* **INPUT DATA**
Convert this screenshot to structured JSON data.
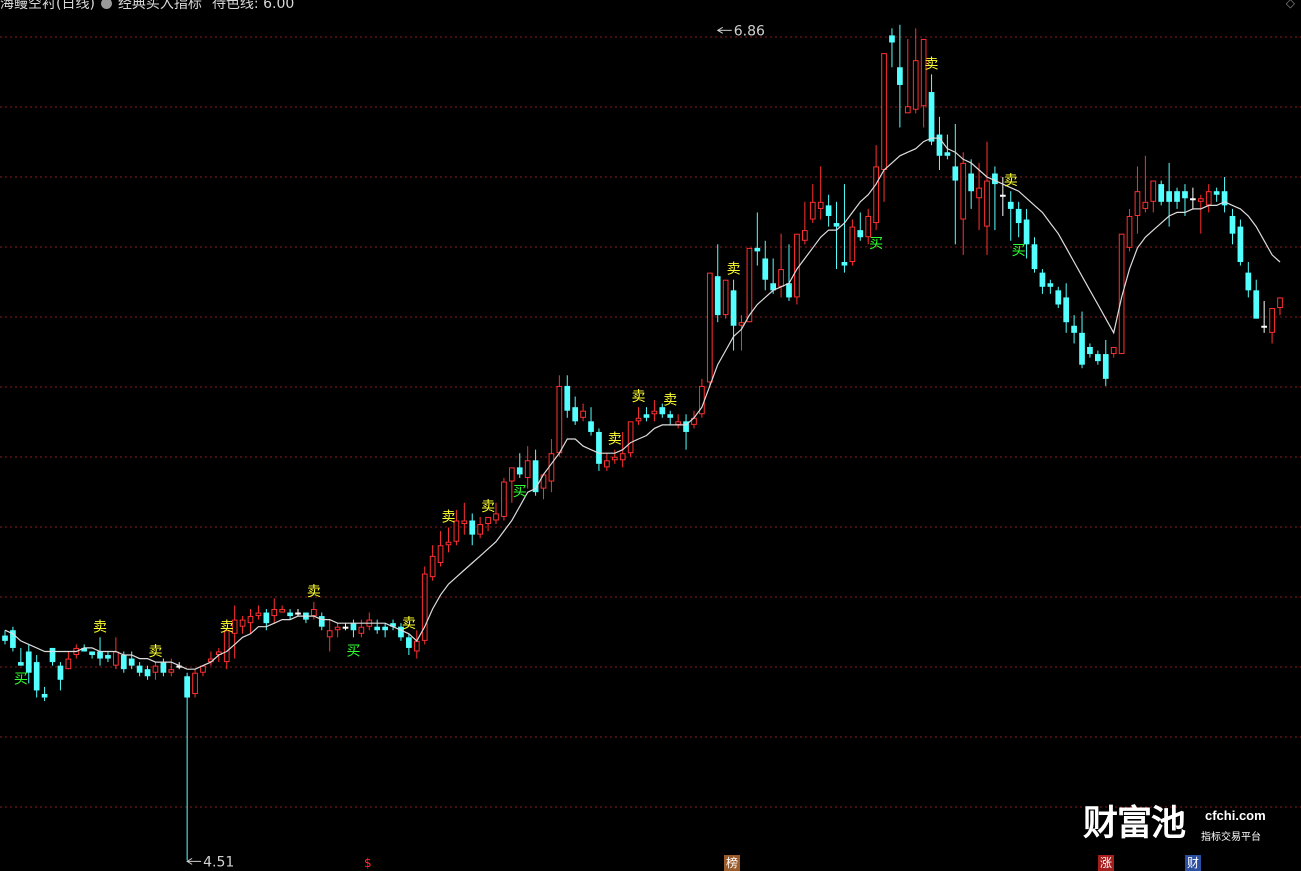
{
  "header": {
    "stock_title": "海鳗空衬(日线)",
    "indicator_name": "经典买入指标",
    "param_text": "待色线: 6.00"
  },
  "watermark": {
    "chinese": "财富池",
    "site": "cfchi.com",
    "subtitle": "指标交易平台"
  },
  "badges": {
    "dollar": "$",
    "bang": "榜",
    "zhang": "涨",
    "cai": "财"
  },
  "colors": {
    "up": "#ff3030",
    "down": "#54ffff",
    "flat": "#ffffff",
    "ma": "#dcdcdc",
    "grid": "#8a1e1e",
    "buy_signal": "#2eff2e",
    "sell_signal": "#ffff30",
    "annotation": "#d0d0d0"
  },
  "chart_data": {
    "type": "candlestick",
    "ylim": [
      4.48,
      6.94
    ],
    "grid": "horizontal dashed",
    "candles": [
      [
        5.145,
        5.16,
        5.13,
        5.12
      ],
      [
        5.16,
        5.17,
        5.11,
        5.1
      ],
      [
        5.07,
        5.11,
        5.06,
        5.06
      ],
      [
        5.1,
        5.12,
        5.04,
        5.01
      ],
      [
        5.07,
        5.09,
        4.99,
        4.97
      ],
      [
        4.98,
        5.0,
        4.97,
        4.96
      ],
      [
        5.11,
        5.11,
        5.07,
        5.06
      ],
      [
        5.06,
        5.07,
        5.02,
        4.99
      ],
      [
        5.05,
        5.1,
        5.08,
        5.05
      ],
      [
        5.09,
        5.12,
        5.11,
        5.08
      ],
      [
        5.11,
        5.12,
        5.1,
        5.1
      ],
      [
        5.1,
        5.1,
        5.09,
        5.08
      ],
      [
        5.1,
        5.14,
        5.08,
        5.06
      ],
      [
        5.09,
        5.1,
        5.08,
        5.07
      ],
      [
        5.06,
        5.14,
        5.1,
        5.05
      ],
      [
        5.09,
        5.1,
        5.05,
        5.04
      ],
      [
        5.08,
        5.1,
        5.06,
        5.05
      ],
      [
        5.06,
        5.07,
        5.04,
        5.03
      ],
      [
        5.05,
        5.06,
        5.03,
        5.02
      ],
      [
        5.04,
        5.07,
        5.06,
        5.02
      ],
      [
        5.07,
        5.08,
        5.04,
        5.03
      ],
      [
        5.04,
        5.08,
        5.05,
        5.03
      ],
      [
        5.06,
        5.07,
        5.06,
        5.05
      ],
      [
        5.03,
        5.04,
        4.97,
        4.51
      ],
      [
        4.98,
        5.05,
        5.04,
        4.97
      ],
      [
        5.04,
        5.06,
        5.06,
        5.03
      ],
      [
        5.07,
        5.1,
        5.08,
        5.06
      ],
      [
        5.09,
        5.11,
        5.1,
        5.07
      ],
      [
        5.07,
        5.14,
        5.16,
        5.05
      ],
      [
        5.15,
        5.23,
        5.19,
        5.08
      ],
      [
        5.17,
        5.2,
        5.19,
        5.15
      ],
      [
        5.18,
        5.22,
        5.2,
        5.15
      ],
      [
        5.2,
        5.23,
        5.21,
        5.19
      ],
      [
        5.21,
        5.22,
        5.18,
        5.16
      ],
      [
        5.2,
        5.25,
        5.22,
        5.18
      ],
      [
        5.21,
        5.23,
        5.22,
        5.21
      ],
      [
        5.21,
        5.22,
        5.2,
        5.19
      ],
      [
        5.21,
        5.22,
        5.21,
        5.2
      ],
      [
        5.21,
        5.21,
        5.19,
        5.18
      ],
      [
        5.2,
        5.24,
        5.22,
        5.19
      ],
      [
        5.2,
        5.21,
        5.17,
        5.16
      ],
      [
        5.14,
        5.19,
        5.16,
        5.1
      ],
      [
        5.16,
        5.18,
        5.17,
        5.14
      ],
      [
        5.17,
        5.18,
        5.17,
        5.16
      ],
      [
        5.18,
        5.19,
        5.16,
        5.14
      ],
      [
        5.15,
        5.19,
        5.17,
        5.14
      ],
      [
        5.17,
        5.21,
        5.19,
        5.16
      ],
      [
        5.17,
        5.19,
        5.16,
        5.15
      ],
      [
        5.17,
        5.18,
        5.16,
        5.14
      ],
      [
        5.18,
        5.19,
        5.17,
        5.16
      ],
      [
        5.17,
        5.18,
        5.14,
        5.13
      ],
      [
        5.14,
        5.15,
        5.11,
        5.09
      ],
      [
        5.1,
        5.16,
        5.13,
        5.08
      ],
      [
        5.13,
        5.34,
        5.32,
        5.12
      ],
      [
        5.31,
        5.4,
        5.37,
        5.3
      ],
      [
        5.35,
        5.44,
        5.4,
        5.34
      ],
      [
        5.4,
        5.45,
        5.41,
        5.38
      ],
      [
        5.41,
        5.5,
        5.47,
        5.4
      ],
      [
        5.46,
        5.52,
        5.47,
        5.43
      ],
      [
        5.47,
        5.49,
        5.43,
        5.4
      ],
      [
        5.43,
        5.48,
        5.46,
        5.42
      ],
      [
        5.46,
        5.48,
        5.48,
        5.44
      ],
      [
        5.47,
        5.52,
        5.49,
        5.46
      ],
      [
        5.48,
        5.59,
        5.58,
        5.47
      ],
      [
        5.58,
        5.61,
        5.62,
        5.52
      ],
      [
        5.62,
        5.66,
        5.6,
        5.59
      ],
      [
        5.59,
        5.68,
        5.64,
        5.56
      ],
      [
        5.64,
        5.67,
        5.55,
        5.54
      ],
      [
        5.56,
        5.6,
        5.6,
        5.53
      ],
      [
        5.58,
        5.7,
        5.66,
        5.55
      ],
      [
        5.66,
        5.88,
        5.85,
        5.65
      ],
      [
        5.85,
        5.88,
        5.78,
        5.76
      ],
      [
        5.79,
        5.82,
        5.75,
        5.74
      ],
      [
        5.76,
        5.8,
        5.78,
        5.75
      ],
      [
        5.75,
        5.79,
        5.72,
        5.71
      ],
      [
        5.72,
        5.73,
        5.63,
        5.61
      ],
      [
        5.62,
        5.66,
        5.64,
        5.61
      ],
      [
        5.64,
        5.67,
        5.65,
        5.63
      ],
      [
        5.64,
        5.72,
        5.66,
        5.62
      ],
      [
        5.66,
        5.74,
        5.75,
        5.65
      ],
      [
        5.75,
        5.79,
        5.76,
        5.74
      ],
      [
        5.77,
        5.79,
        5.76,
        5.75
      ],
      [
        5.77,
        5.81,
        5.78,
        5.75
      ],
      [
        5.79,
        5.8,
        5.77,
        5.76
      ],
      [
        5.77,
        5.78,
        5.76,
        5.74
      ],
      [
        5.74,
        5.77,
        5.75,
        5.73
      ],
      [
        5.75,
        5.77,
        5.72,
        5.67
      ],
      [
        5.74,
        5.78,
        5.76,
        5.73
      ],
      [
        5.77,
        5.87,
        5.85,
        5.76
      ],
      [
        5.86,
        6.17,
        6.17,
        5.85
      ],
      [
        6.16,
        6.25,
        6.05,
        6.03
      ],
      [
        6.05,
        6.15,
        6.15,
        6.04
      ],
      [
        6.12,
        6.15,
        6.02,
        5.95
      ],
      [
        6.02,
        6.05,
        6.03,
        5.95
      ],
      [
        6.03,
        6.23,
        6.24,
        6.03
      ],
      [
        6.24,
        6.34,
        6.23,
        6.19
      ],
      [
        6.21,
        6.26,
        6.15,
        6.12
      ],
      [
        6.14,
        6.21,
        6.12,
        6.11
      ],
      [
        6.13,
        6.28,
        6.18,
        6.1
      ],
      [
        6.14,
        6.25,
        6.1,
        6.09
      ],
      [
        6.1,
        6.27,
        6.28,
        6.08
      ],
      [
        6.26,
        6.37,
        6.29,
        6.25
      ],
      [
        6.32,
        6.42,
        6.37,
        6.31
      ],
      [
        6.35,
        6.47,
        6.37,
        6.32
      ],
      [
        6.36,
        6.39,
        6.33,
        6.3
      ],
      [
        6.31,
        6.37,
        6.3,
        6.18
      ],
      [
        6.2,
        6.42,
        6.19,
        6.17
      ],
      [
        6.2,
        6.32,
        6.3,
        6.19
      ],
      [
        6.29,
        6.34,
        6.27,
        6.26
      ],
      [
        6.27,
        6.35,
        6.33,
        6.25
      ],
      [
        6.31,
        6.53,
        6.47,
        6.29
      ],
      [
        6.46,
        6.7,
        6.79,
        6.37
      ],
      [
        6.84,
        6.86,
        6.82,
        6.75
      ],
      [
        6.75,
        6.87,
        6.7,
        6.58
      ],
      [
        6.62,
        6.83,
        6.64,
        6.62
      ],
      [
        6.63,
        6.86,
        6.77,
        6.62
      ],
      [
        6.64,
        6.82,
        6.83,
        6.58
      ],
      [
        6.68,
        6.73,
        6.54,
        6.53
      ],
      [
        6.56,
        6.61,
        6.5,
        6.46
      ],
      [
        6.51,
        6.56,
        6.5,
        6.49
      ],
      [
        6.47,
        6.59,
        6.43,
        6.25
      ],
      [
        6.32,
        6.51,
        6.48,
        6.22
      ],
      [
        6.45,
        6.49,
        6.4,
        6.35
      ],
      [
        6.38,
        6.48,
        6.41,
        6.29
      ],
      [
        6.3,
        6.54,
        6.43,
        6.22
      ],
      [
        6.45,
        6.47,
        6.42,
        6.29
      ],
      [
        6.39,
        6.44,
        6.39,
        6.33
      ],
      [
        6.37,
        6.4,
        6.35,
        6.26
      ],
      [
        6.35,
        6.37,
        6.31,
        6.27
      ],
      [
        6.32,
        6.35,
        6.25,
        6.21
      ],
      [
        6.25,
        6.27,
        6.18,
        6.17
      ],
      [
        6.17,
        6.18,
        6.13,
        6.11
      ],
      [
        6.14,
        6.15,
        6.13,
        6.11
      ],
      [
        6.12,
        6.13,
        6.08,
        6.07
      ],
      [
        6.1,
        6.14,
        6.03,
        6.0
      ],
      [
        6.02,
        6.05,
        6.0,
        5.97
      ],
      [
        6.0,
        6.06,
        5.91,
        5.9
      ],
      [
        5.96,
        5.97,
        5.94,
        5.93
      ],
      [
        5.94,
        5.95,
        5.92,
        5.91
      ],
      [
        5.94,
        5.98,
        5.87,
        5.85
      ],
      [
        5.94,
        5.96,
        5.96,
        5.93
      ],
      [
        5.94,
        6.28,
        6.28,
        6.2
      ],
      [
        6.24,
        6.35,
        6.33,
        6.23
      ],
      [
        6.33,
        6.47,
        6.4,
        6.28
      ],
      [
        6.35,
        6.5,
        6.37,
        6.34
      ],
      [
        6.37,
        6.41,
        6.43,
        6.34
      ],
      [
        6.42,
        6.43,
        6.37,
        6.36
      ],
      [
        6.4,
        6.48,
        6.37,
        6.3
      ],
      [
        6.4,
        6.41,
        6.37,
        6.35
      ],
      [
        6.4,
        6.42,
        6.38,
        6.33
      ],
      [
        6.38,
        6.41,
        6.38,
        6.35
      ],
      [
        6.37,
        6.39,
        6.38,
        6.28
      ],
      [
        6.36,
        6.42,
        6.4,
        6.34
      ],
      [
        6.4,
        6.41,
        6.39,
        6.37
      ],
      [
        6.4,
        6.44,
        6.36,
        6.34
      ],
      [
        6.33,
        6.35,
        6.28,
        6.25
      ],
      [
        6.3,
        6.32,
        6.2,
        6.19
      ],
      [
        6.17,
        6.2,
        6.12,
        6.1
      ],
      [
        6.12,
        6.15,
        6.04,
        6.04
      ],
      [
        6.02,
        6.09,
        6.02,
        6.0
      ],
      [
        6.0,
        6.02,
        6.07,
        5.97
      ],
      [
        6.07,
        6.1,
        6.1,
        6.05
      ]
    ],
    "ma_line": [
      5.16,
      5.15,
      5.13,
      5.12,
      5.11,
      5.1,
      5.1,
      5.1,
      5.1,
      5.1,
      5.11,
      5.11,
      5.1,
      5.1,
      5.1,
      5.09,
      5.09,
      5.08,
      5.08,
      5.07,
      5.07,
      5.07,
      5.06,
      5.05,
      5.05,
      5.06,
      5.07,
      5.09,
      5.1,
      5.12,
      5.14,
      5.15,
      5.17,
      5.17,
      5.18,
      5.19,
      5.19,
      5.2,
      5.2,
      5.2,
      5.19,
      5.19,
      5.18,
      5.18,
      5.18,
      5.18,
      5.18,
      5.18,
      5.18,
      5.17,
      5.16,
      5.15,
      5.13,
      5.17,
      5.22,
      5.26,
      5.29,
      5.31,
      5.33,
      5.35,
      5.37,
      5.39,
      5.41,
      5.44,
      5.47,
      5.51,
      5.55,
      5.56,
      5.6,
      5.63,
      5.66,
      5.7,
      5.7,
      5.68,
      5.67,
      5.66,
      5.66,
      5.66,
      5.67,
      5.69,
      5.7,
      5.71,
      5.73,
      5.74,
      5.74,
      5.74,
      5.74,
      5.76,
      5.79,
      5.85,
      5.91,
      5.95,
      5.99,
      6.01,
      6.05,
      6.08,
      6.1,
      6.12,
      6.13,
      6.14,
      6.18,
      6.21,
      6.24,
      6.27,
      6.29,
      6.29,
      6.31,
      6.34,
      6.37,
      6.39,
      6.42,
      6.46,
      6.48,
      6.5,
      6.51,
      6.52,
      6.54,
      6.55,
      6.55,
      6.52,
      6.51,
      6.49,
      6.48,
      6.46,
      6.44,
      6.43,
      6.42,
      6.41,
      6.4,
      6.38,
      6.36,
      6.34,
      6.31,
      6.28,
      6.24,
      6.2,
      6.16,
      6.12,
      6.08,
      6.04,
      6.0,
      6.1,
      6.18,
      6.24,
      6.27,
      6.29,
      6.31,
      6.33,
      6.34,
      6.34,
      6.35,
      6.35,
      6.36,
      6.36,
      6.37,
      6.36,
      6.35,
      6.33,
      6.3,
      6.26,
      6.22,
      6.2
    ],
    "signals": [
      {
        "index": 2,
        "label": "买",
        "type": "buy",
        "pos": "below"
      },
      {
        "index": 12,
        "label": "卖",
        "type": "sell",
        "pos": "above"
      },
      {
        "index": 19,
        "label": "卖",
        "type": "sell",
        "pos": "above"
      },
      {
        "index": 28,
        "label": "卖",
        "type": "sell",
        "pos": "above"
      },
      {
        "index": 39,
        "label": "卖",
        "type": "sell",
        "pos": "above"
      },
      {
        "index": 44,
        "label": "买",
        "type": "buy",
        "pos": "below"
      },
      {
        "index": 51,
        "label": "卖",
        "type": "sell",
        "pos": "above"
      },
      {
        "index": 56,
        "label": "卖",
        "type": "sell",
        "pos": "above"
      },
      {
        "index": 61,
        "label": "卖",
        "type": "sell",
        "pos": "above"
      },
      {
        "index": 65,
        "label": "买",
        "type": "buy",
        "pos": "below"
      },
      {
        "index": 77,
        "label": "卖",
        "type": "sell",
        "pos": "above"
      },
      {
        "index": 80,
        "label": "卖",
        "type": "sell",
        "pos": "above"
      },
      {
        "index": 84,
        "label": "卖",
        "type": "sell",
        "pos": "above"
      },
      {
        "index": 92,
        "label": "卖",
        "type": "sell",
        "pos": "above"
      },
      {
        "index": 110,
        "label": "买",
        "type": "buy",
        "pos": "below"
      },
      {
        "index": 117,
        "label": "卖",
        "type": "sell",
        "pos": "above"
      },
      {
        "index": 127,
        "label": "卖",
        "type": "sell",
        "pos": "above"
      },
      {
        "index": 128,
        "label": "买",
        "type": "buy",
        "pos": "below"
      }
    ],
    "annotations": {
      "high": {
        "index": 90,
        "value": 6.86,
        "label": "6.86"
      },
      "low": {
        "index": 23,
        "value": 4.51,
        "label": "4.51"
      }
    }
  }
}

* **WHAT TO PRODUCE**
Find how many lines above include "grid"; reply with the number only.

* **OUTPUT BELOW**
2